We could look at who has the power to decide how much of the different greenhouse gases to emit.  Of course, that includes everybody, to a greater or lesser extent.  If you walk over to the light switch and switch it on or off, you are creating or stopping some emissions.  So we can all reduce the emissions for which we are responsible.

But let’s look at those who have the greatest sway on the level of emissions.

It is the way of the world that power is always concentrated among a tiny minority.  By applying the 80-20 rule three times, scientist Kevin Anderson showed that 40-60% of emissions are the responsibility of 1-5% of the global population. These super-rich have the keys to the solution for climate change.

But just who are these super-rich?

Turns out that in western terms, super-rich doesn’t seem that wealthy.  If you earn £30K or more per annum or fly once per year, it’s you.

It’s you.

John Bell,

Ordinary bloke

Sorry Shelly and Beepy

I have had some communication with Shelly and with Beepy, the characters from the oil industry mentioned in the last post.

First of all, I would like to say sorry publically to the two of them, as I should have given them the opportunity to comment on the post before it went live.  They are friends whose trust I have abused which I regret.  Shelly likened the episode to tabloid journalism, and Beepy thought the post was inaccurate and biased.Mocking_Bird_Argument

I have changed some of the wording in the last post in light of their comments – to correctly attribute a quote, and also to make it more clear that the direction of my ire was towards the decision makers at the big oil companies, and not Shelly or Beepy themselves.  I will change it further once I understand from Beepy how the article was biased or inaccurate.

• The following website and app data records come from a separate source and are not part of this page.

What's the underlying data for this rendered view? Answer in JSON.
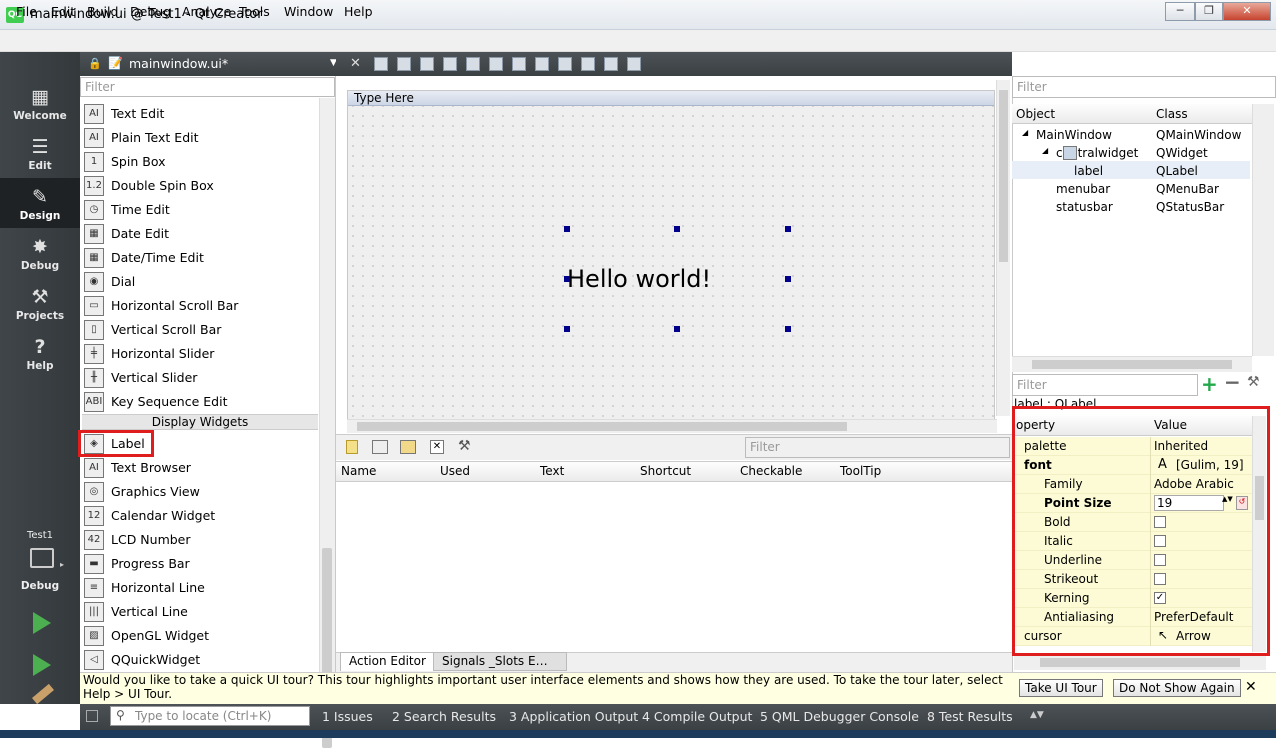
{
  "window": {
    "title": "mainwindow.ui @ Test1 - Qt Creator",
    "logo": "QC"
  },
  "menus": [
    "File",
    "Edit",
    "Build",
    "Debug",
    "Analyze",
    "Tools",
    "Window",
    "Help"
  ],
  "modes": [
    {
      "label": "Welcome",
      "icon": "grid-icon"
    },
    {
      "label": "Edit",
      "icon": "document-icon"
    },
    {
      "label": "Design",
      "icon": "pencil-icon"
    },
    {
      "label": "Debug",
      "icon": "bug-icon"
    },
    {
      "label": "Projects",
      "icon": "wrench-icon"
    },
    {
      "label": "Help",
      "icon": "help-icon"
    }
  ],
  "target": {
    "project": "Test1",
    "config": "Debug"
  },
  "editor": {
    "file": "mainwindow.ui*"
  },
  "widgetbox": {
    "filter_placeholder": "Filter",
    "items": [
      {
        "label": "Text Edit",
        "glyph": "AI"
      },
      {
        "label": "Plain Text Edit",
        "glyph": "AI"
      },
      {
        "label": "Spin Box",
        "glyph": "1"
      },
      {
        "label": "Double Spin Box",
        "glyph": "1.2"
      },
      {
        "label": "Time Edit",
        "glyph": "◷"
      },
      {
        "label": "Date Edit",
        "glyph": "▦"
      },
      {
        "label": "Date/Time Edit",
        "glyph": "▦"
      },
      {
        "label": "Dial",
        "glyph": "◉"
      },
      {
        "label": "Horizontal Scroll Bar",
        "glyph": "▭"
      },
      {
        "label": "Vertical Scroll Bar",
        "glyph": "▯"
      },
      {
        "label": "Horizontal Slider",
        "glyph": "╪"
      },
      {
        "label": "Vertical Slider",
        "glyph": "╫"
      },
      {
        "label": "Key Sequence Edit",
        "glyph": "ABI"
      }
    ],
    "category": "Display Widgets",
    "display_items": [
      {
        "label": "Label",
        "glyph": "◈"
      },
      {
        "label": "Text Browser",
        "glyph": "AI"
      },
      {
        "label": "Graphics View",
        "glyph": "◎"
      },
      {
        "label": "Calendar Widget",
        "glyph": "12"
      },
      {
        "label": "LCD Number",
        "glyph": "42"
      },
      {
        "label": "Progress Bar",
        "glyph": "▬"
      },
      {
        "label": "Horizontal Line",
        "glyph": "≡"
      },
      {
        "label": "Vertical Line",
        "glyph": "|||"
      },
      {
        "label": "OpenGL Widget",
        "glyph": "▨"
      },
      {
        "label": "QQuickWidget",
        "glyph": "◁"
      }
    ]
  },
  "form": {
    "menu_placeholder": "Type Here",
    "label_text": "Hello world!"
  },
  "action_editor": {
    "filter_placeholder": "Filter",
    "columns": [
      "Name",
      "Used",
      "Text",
      "Shortcut",
      "Checkable",
      "ToolTip"
    ],
    "tabs": [
      "Action Editor",
      "Signals _Slots E…"
    ]
  },
  "object_inspector": {
    "filter_placeholder": "Filter",
    "columns": [
      "Object",
      "Class"
    ],
    "rows": [
      {
        "object": "MainWindow",
        "class": "QMainWindow",
        "level": 0,
        "expander": "◢"
      },
      {
        "object": "centralwidget",
        "class": "QWidget",
        "level": 1,
        "expander": "◢"
      },
      {
        "object": "label",
        "class": "QLabel",
        "level": 2,
        "expander": ""
      },
      {
        "object": "menubar",
        "class": "QMenuBar",
        "level": 1,
        "expander": ""
      },
      {
        "object": "statusbar",
        "class": "QStatusBar",
        "level": 1,
        "expander": ""
      }
    ]
  },
  "property_editor": {
    "filter_placeholder": "Filter",
    "object_label": "label : QLabel",
    "columns": [
      "operty",
      "Value"
    ],
    "rows": [
      {
        "name": "palette",
        "value": "Inherited",
        "indent": 1,
        "bold": false,
        "type": "text"
      },
      {
        "name": "font",
        "value": "[Gulim, 19]",
        "indent": 1,
        "bold": true,
        "type": "font"
      },
      {
        "name": "Family",
        "value": "Adobe Arabic",
        "indent": 2,
        "bold": false,
        "type": "text"
      },
      {
        "name": "Point Size",
        "value": "19",
        "indent": 2,
        "bold": true,
        "type": "spin"
      },
      {
        "name": "Bold",
        "value": "",
        "indent": 2,
        "bold": false,
        "type": "check",
        "checked": false
      },
      {
        "name": "Italic",
        "value": "",
        "indent": 2,
        "bold": false,
        "type": "check",
        "checked": false
      },
      {
        "name": "Underline",
        "value": "",
        "indent": 2,
        "bold": false,
        "type": "check",
        "checked": false
      },
      {
        "name": "Strikeout",
        "value": "",
        "indent": 2,
        "bold": false,
        "type": "check",
        "checked": false
      },
      {
        "name": "Kerning",
        "value": "",
        "indent": 2,
        "bold": false,
        "type": "check",
        "checked": true
      },
      {
        "name": "Antialiasing",
        "value": "PreferDefault",
        "indent": 2,
        "bold": false,
        "type": "text"
      },
      {
        "name": "cursor",
        "value": "Arrow",
        "indent": 1,
        "bold": false,
        "type": "cursor"
      }
    ]
  },
  "tour": {
    "text": "Would you like to take a quick UI tour? This tour highlights important user interface elements and shows how they are used. To take the tour later, select Help > UI Tour.",
    "take_label": "Take UI Tour",
    "dismiss_label": "Do Not Show Again"
  },
  "statusbar": {
    "locate_placeholder": "Type to locate (Ctrl+K)",
    "panes": [
      "1  Issues",
      "2  Search Results",
      "3  Application Output",
      "4  Compile Output",
      "5  QML Debugger Console",
      "8  Test Results"
    ]
  },
  "colors": {
    "highlight_red": "#e01d1d",
    "property_yellow": "#fdfbd6",
    "sidebar_dark": "#3f4549"
  }
}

The main points that Shelly wanted to make in return was the economic reality of the stance that Shell have relates to the need to remain competitive in the market, and that among the oil companies Shell are leading as much as they can.  I will write a further post with more detail on their points.

I’d like to thank the two of them also, as I believe there is a more fundamental lesson for me here.

Earlier today, while walking along the canal tow-path near where I live,  I was thinking about Shelly’s comments.  I realised that my reason for writing the previous post, and for not checked it with them, was because I was looking for someone to blame for the hole that we’re in with our changing the climate: a hole that we seem intent on digging deeper.

I thought maybe I would write a further post on it.  In a few decades time, who will be held responsible?  The politicians for not regulating or providing the right incentives?  Big business for seemingly not having a conscience?  The media for misleading the public?  The public for being causing the ultimate demand for fossil fuels?  Activists for unintentionally antagonising and pushing people into entrenched positions?  Scientists for not giving us a straight answer?

Truth is that we are never going to solve the problem by looking for someone to blame, or taking the blame ourselves.  All of the above are very unfair statements to make.

Maybe a more productive direction is to ask a very different question: Who is in possession of the solution?

In all likelihood there is no one solution out there waiting to be found.  In fact there many possible solutions, and all of the scientists, activists, public, business, politicians and media are in possession of the clues to the combination lock that will take us forward.

Maybe my contribution to finding the answer is to help change the question.

John Bell,

Ordinary bloke